Aces on Bridge — Daily Columns

The Aces on Bridge: Tuesday, February 1st, 2011

Dealer: South

Vul: N-S


Q 6 3

Q 8

K 9 8 5 3

K 9 4


J 9 7 5

J 10 6 3

A 7 4

8 3


10 4 2

9 7 5 2

Q 6

A Q J 5


A K 8

A K 4

J 10 2

10 7 6 2


South West North East
1 NT Pass 3 NT All Pass

Opening Lead: three

“He only does it to annoy

Because he knows it teases.”

— Lewis Carroll

There should be no difficulty in reaching three no-trump here, against which West should lead a low heart. From J-10 sequences, one should lead an honor only if the holding is supported by the nine or eight.


South wins the first heart trick and leads the diamond jack, losing the finesse to East. East should now assume that if his partner cannot obtain the lead, the game cannot be defeated whatever he does.


However, declarer’s first-round finesse in diamonds strongly suggests that he is missing the ace. If West does have an entry, clubs look like the most promising avenue of attack for the defenders.


So at the third trick East should return a low club, knowing that to put partner on lead to broach clubs initially from his side would not suffice to set the contract. It would of course be a mistake for East to attack clubs by leading the queen. This can never gain and would be fatal if (as here) South had started with four clubs to the 10.


After the return of the low club at trick three, South is helpless. He continues diamonds, and West holds off until the third round, waiting to see East’s discard. When East pitches the spade two on the diamond ace, it should be clear to West that East wants a club back, and so the defense can take two diamond and three club tricks.


South Holds:

Q 6 3
Q 8
K 9 8 5 3
K 9 4


South West North East
Pass 1 1 Pass
ANSWER: South must raise spades. The only question is how high should he go? A raise to two spades is more obstructive than constructive, and as a passed hand South could hardly be better than he is. Accordingly, I would choose a two-heart cuebid for safety, just in case my partner thought two clubs ought to be natural here.


For details of Bobby Wolff’s autobiography, The Lone Wolff, contact If you would like to contact Bobby Wolff, please leave a comment at this blog. Reproduced with permission of United Feature Syndicate, Inc., Copyright 2011. If you are interested in reprinting The Aces on Bridge column, contact

1 Comment

A.V.Ramana RaoMay 31st, 2015 at 7:14 am
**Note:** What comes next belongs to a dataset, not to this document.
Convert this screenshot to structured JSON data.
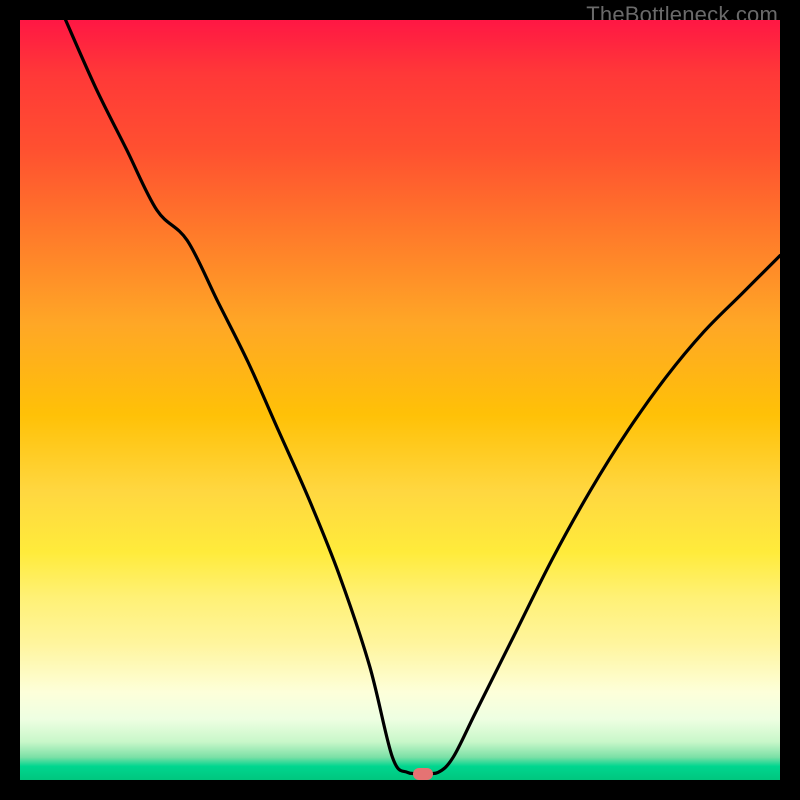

Dear Mr. Wolff
I recently stumbled upon this website ( about a week back to be precise) which is a veritable treasure house of instructive hands
In the diagrammed deal- ( Assume this is on IMP scoring) as declarer needs only 3 tricks in Diamonds – suppose Declarer wins the first trick in dummy and detaches 8 of diamonds, what will east do? There are a few players who would cover but perhaps not & in that case if west wins with D A, declarer has easy route to 9 tricks if not 10. However if a thoughtful West ducks D 8. Now what ? I think declarer should play D K trying to pin D Q as by now he is certain that East holds D Q ( if not D A too which is a remote possibility) Now If W wins with D A and D Q does not drop, Declarer has not lost anything and he will romp home if W does not shift to Clubs- Thought I should bring this nuance to your kind attention
A.V.Ramana Rao
PS: I am from India. I do not play but am a passionate reader